“Every single storyboard uses the same platform. They’re all the same size, they all use the same mounting system, they all have low-voltage and high-voltage behind them, so we are able to make changes quickly and inexpensively. What we can do on any one of those is pop the display panel out and snap in a new or different one. We’re already making some changes and we’ve only been here for a year.”
The Loop does include some traditional demos, including a home theater area and a smart lighting section that appeals to local designers. “There’s an area here where we have five recessed Philips Hue tunable white bulbs that are tied into Control4,” says Crawford. “The purpose of that space is for designers to come in with their color swatches and then go through different colors of white — what does this blue look like under 2700? What does it look under 3000? How about 5000?”
The lighting area also provides the biggest “wow” for customers. “There are two areas in the demo space that we notice are the most powerful,” says Crawford. “One of them is clients realizing that, when they’re building a home, they no longer need to have a light switch for every single load. The second one is when they see the Nora Iolite series, which is a completely trimless, recessed light.

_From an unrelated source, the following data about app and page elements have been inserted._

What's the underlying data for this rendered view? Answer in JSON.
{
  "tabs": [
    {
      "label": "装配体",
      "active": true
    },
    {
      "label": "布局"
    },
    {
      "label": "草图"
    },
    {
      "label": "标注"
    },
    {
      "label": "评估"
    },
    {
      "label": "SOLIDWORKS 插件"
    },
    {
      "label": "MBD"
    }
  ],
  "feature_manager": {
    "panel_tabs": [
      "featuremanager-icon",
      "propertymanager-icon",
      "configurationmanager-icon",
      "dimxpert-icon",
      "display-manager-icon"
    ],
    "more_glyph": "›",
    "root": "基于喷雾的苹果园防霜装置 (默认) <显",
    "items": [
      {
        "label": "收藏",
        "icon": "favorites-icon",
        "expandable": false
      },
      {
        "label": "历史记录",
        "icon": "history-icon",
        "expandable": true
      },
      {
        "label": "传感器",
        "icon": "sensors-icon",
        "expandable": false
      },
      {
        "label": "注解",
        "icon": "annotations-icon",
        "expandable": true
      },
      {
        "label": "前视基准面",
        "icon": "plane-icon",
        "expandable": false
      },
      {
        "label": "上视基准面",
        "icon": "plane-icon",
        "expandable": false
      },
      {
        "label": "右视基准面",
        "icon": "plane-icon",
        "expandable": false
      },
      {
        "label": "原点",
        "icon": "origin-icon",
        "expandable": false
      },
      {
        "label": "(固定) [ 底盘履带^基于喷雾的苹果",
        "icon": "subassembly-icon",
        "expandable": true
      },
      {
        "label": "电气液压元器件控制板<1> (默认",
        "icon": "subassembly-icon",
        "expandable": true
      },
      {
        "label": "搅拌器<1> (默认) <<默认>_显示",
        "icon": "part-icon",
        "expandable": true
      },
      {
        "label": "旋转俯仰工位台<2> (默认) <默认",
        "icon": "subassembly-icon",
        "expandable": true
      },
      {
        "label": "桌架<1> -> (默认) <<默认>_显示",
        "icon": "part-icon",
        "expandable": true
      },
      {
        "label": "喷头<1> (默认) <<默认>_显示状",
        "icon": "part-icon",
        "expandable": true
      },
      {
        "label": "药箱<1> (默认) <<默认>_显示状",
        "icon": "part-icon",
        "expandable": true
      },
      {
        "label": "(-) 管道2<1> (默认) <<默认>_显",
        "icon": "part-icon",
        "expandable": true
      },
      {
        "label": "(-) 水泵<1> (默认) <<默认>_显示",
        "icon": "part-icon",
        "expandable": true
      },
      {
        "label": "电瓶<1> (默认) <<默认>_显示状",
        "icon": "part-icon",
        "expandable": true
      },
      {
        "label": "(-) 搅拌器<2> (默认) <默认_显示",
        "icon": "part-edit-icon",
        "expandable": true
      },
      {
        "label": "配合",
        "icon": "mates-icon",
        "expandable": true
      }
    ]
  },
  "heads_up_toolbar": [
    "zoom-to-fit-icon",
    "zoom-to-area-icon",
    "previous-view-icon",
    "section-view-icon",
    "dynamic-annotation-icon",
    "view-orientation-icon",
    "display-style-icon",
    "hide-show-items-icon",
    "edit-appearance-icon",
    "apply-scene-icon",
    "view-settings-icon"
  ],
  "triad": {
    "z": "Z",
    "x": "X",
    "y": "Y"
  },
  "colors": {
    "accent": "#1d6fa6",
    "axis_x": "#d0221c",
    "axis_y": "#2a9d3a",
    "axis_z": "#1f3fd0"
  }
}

When people see that they’re getting the same light output from a 2-inch or a 4-inch LED that they would be getting from a 6-inch standard housing, and that the design of that light completely changes the look of the room because now when you’re looking across you’re not seeing all the fixtures, you’re simply seeing the light being produced, they’re like, ‘Oh, yeah, I want that.’”
The evolution of the space has come from a knowledge of the Boise market and from Crawford knowing how The Loop is positioned in the market. For example, he mentions that in Idaho custom installers face challenges because of the lack of regulation in the area. “In the state of Idaho there is no requirement to have an architect on a residential project, nor does the system integrator need to carry any certifications or complete any testing,” he says. “This results in some building companies and complementary trades seeing all low-voltage companies as being the same. This was a critical messaging part of our experience center — to show that The Loop was different than many of our perceived competitors.

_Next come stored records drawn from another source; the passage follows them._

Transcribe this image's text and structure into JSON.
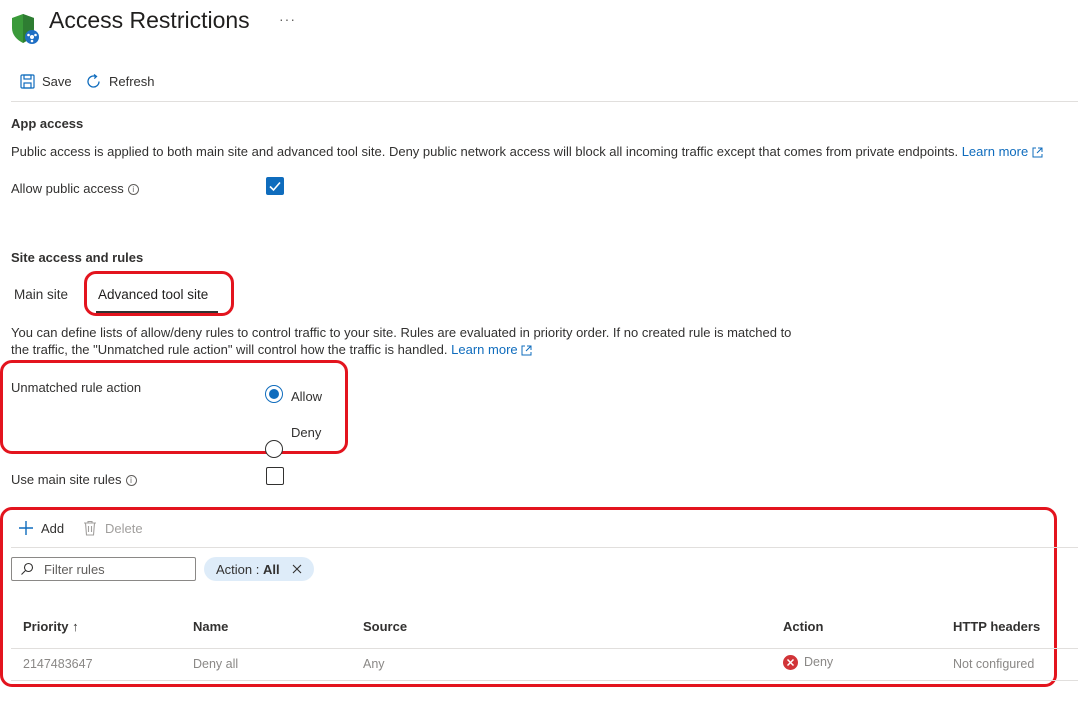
{
  "header": {
    "title": "Access Restrictions",
    "more": "···"
  },
  "toolbar": {
    "save_label": "Save",
    "refresh_label": "Refresh"
  },
  "app_access": {
    "heading": "App access",
    "description": "Public access is applied to both main site and advanced tool site. Deny public network access will block all incoming traffic except that comes from private endpoints.",
    "learn_more": "Learn more",
    "allow_public_access_label": "Allow public access",
    "allow_public_access_checked": true
  },
  "site_access": {
    "heading": "Site access and rules",
    "tabs": [
      {
        "label": "Main site",
        "selected": false
      },
      {
        "label": "Advanced tool site",
        "selected": true
      }
    ],
    "description_line1": "You can define lists of allow/deny rules to control traffic to your site. Rules are evaluated in priority order. If no created rule is matched to",
    "description_line2": "the traffic, the \"Unmatched rule action\" will control how the traffic is handled.",
    "learn_more": "Learn more",
    "unmatched_rule_action_label": "Unmatched rule action",
    "options": [
      {
        "label": "Allow",
        "selected": true
      },
      {
        "label": "Deny",
        "selected": false
      }
    ],
    "use_main_site_rules_label": "Use main site rules",
    "use_main_site_rules_checked": false
  },
  "rules_toolbar": {
    "add_label": "Add",
    "delete_label": "Delete"
  },
  "filter": {
    "placeholder": "Filter rules",
    "pill_prefix": "Action : ",
    "pill_value": "All"
  },
  "table": {
    "columns": [
      "Priority ↑",
      "Name",
      "Source",
      "Action",
      "HTTP headers"
    ],
    "rows": [
      {
        "priority": "2147483647",
        "name": "Deny all",
        "source": "Any",
        "action": "Deny",
        "http_headers": "Not configured"
      }
    ]
  },
  "colors": {
    "accent": "#0f6cbd",
    "highlight": "#e3141e",
    "deny": "#d13438"
  }
}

Related: The Showroom as a Destination
“That’s why when we tell our story to potential clients we start by saying, ‘In Idaho, our industry is unregulated, but we want to share with you that we’ve self-regulated to give you the assurance that we know what we’re doing.’ Then we talk with them about infrastructure and the wiring and why it is an important part of every project. Then we go into safety and security on the infrastructure side. Next, we talk about the integration of all these systems and the potential benefit of a platform like Control4. And we close out helping them understand today’s recessed lighting options, including both color and design, so they have the tools they need to create their home the exact way they desire.”
The focus on integration is how The Loop presents itself to its market. “When I teach classes at CEDIA Expo, I share with other integrators that they need to define what sandbox they are playing in,” says Crawford. “That’s really important. We have a competitor here in town that does high-end, 2-channel, name-brand electronics. That’s the sandbox they play in, and we don’t. We made a very conscious choice not to do so because we’ve realized that is not our core competency, so we refer those kinds of projects to that competitor.

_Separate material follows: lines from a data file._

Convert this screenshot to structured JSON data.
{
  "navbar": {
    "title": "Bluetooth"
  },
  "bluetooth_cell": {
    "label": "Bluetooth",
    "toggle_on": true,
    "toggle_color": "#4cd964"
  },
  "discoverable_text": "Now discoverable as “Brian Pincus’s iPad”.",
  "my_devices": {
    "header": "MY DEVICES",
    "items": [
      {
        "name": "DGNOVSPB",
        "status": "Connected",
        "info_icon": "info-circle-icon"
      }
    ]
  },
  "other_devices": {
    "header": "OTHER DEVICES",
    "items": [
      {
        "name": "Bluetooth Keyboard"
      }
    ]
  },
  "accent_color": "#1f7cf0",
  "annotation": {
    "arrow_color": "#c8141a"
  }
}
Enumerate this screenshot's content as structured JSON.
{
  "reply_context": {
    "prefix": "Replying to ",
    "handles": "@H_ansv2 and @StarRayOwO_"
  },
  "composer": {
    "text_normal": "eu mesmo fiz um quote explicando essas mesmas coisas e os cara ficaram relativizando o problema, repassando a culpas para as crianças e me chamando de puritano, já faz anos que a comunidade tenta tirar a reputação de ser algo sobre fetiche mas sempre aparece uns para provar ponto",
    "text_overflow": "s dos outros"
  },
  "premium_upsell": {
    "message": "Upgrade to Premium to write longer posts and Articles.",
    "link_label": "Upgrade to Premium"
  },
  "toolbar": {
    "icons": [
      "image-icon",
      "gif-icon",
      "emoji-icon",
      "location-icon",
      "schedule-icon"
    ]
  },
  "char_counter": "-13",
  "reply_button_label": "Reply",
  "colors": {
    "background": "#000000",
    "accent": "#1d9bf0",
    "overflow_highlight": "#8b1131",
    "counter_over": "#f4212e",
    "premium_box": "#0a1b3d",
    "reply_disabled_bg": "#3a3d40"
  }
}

“Figure out the sandbox where your integration company is going to operate, and then your experience center needs to tell that story. If your story is high-end audio, then your experience center needs to share that story. If it’s integration, like with us, it’s very much about that story of integration and bringing everything together.”
For more information, visit theloopboise.com.